▶
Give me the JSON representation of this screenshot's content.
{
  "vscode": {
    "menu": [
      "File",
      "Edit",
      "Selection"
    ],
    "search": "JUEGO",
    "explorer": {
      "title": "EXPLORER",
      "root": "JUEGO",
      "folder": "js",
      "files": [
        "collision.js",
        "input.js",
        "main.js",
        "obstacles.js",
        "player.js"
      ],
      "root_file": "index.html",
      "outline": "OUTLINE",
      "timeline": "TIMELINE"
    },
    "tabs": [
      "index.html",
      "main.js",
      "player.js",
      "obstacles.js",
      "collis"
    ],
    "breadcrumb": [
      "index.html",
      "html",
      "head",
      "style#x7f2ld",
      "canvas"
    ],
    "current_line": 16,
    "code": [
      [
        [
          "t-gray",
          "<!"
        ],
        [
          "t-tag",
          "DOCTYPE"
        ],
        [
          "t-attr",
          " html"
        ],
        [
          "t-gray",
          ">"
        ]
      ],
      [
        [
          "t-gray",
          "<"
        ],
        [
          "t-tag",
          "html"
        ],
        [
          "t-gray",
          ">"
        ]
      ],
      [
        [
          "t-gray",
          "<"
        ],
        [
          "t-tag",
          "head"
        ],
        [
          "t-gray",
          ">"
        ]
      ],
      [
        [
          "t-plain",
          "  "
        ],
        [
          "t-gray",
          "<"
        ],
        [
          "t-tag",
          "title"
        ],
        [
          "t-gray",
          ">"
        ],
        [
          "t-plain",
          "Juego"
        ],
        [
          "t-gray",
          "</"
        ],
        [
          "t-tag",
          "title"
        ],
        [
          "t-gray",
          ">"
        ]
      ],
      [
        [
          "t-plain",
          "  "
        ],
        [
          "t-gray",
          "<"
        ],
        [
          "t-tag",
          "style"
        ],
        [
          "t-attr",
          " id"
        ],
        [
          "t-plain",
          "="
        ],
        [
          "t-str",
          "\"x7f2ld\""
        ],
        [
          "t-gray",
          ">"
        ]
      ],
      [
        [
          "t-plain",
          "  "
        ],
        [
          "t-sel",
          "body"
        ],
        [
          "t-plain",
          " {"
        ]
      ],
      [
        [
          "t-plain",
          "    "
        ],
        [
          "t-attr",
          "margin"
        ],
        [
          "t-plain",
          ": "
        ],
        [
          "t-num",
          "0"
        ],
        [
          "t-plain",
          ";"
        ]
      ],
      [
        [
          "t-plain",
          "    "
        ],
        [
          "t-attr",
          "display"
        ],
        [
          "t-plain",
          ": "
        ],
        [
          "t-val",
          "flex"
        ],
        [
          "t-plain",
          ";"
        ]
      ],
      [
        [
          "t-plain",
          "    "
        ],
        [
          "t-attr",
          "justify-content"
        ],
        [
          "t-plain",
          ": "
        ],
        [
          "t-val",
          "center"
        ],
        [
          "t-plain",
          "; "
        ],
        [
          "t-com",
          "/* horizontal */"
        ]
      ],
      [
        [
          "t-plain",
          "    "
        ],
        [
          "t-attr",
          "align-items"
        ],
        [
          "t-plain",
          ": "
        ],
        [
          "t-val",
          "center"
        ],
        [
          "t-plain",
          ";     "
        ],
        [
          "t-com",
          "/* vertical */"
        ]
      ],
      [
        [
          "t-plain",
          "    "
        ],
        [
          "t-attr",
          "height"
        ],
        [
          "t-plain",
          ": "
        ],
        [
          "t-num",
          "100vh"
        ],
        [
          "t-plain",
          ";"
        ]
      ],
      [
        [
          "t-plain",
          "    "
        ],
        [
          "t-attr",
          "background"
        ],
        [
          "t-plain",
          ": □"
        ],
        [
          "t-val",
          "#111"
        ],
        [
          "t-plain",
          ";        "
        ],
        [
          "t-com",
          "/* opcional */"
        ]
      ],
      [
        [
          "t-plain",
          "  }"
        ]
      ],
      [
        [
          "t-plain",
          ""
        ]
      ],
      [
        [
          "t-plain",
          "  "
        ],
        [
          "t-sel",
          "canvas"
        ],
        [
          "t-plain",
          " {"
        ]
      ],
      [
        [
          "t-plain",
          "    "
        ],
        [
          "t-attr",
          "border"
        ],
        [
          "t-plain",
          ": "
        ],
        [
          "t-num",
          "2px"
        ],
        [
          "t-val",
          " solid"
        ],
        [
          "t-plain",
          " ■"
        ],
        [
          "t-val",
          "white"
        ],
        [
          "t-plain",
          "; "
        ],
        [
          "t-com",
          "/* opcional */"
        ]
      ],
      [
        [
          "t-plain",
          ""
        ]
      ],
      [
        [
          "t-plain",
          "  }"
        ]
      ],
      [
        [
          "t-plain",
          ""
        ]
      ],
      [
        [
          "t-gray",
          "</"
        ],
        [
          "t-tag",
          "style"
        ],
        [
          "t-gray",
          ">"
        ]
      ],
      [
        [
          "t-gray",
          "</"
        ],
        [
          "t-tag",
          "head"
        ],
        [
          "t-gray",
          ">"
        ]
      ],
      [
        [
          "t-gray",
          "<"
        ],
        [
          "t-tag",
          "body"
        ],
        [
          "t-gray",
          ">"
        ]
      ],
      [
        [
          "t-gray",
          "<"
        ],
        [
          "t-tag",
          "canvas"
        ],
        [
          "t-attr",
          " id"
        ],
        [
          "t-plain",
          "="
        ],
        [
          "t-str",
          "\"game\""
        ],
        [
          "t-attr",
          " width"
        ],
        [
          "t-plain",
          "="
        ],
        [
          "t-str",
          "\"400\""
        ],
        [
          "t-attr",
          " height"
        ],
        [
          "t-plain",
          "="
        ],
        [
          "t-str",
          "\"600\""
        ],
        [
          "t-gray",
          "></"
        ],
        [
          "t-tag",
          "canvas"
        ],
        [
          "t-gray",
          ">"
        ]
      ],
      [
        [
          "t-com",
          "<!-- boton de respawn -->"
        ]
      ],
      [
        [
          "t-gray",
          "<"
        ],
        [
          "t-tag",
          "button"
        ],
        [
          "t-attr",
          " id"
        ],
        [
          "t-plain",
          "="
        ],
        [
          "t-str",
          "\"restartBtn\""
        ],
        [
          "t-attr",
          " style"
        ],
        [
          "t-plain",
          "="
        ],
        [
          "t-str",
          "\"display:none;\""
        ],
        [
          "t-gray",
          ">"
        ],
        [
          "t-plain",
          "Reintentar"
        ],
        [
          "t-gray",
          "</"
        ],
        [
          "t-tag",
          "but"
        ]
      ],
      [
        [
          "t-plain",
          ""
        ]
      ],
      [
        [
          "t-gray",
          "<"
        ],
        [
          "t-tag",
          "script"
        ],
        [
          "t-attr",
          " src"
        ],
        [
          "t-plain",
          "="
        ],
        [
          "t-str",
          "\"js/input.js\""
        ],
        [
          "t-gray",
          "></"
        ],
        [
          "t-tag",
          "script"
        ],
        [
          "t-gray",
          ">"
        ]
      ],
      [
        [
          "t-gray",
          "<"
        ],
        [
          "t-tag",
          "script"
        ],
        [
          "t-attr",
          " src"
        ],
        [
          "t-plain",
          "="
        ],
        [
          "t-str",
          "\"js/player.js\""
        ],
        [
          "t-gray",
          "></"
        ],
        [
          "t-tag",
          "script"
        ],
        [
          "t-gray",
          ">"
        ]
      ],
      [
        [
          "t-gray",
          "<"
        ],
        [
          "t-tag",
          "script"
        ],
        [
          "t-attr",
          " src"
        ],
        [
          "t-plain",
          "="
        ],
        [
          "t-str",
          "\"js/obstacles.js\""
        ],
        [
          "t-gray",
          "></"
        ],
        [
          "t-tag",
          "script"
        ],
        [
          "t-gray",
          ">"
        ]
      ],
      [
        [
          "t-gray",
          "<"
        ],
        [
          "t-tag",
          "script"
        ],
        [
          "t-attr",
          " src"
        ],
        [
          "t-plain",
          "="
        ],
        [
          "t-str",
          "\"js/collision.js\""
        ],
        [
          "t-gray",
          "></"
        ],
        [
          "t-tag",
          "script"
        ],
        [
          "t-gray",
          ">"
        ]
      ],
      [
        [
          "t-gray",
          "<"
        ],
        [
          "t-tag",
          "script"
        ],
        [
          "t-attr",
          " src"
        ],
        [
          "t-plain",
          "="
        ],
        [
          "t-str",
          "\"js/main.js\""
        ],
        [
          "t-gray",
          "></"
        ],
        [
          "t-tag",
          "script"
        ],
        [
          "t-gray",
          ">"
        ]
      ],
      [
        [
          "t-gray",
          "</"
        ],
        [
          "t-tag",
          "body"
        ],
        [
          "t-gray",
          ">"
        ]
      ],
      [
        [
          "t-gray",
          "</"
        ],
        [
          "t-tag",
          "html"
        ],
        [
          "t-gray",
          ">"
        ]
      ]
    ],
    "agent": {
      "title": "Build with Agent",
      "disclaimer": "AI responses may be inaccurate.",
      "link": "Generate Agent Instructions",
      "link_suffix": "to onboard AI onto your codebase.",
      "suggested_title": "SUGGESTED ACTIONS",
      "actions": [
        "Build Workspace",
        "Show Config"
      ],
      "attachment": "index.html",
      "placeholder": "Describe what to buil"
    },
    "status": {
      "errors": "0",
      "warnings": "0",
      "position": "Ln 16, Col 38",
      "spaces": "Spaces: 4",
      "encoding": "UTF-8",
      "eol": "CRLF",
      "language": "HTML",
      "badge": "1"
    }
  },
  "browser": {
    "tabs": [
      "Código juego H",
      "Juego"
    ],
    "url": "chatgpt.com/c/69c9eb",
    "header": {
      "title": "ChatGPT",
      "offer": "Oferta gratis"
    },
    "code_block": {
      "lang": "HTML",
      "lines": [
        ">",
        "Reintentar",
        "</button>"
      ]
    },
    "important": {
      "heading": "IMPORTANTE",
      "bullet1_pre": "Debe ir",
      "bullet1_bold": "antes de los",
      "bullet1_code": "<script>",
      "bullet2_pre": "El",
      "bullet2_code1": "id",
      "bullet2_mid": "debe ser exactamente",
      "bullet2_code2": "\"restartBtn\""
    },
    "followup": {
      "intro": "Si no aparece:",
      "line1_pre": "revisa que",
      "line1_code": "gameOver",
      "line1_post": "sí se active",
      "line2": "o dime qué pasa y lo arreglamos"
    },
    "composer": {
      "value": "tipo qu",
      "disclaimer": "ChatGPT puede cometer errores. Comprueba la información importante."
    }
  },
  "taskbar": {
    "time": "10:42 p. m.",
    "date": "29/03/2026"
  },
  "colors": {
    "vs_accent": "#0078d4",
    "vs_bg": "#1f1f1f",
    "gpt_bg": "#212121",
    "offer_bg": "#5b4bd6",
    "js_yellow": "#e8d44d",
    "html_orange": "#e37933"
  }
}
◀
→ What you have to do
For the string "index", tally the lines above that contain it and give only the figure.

→ Answer below
4